▸ WHAT YOU HAVE TO DO: Some lines in the listing hold the word "value". Return each of them.

▸ AVAILABLE DATA:
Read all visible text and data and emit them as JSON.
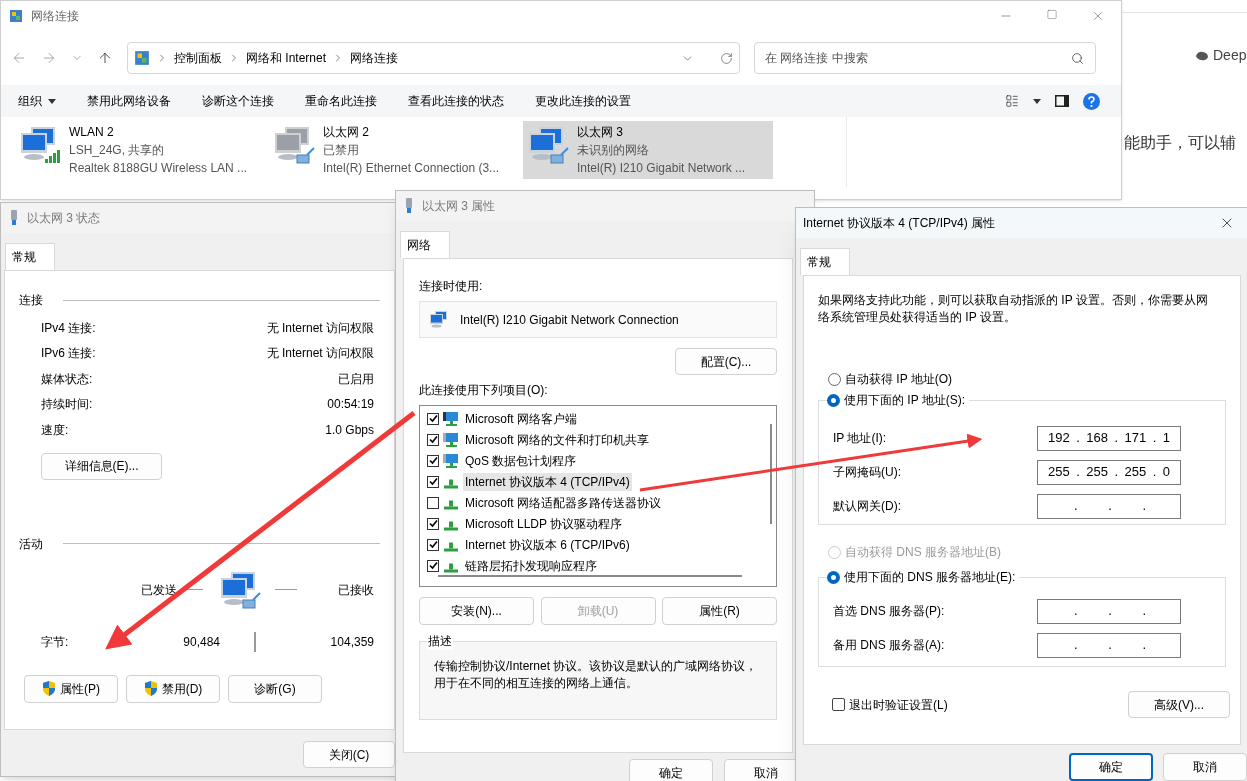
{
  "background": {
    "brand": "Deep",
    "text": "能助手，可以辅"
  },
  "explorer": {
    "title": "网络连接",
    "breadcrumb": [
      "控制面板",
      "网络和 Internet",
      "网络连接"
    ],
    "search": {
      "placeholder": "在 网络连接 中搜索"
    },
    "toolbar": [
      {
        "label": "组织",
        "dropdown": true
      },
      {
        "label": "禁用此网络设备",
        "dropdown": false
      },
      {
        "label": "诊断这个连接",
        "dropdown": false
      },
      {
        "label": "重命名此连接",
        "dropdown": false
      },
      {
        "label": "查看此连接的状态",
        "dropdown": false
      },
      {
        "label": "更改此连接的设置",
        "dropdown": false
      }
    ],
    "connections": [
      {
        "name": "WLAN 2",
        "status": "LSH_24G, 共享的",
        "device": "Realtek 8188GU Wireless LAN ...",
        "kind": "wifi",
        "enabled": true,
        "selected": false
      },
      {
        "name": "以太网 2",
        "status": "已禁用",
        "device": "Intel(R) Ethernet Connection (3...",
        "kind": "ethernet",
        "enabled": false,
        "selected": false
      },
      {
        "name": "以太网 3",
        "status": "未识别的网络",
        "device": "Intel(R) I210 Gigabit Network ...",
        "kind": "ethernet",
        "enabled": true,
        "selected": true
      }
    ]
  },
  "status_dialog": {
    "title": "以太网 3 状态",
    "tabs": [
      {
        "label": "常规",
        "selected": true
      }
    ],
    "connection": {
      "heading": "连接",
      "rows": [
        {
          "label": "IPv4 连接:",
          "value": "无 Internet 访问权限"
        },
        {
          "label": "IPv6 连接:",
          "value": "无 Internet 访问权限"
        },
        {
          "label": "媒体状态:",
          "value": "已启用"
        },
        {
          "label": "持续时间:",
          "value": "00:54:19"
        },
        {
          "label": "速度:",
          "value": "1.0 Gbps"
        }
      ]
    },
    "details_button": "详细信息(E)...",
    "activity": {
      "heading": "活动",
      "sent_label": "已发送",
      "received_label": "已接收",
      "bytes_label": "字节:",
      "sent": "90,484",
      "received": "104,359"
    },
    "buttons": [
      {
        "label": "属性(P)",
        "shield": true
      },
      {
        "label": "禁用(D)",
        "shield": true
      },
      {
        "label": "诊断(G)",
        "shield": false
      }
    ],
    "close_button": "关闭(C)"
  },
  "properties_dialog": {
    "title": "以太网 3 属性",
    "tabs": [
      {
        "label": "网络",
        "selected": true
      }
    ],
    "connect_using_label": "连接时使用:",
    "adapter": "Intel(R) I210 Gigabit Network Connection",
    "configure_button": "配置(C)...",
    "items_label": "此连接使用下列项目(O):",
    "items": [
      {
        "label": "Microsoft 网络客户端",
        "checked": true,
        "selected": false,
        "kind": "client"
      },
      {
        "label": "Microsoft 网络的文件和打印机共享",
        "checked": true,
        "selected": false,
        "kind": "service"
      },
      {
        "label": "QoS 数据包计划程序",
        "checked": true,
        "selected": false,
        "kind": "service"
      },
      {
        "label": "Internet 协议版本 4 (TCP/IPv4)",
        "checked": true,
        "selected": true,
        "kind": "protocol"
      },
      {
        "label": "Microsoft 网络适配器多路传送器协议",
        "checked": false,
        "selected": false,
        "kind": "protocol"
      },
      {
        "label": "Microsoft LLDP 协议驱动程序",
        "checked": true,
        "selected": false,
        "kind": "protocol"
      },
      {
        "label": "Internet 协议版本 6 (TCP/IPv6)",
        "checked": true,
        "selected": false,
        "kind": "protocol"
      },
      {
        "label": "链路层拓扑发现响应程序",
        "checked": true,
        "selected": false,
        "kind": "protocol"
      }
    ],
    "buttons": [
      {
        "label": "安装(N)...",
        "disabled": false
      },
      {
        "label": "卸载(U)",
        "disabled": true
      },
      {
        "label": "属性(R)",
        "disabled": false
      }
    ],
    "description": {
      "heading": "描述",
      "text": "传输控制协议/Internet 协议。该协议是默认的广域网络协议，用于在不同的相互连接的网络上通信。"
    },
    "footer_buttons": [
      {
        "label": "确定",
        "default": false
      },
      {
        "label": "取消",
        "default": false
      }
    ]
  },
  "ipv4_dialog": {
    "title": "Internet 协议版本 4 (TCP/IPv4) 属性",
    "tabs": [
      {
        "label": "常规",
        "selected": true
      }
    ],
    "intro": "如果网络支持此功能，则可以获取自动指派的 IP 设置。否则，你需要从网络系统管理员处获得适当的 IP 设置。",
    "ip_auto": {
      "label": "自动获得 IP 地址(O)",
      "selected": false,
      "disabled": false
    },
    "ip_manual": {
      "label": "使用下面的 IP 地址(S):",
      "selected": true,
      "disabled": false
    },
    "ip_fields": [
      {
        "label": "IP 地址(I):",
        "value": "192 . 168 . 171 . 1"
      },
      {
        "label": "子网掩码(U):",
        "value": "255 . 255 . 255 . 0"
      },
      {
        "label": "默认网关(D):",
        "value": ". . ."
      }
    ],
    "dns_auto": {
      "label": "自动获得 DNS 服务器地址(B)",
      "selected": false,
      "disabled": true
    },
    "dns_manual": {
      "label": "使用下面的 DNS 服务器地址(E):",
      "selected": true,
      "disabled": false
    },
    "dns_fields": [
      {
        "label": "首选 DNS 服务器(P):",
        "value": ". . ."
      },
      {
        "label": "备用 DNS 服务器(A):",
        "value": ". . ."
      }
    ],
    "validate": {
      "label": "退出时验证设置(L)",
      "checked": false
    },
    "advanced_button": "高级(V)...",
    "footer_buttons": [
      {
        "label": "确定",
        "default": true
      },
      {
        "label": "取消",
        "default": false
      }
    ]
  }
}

▸ TASK SOLUTION:
          "value": "无 Internet 访问权限"
          "value": "无 Internet 访问权限"
          "value": "已启用"
          "value": "00:54:19"
          "value": "1.0 Gbps"
        "value": "192 . 168 . 171 . 1"
        "value": "255 . 255 . 255 . 0"
        "value": ". . ."
        "value": ". . ."
        "value": ". . ."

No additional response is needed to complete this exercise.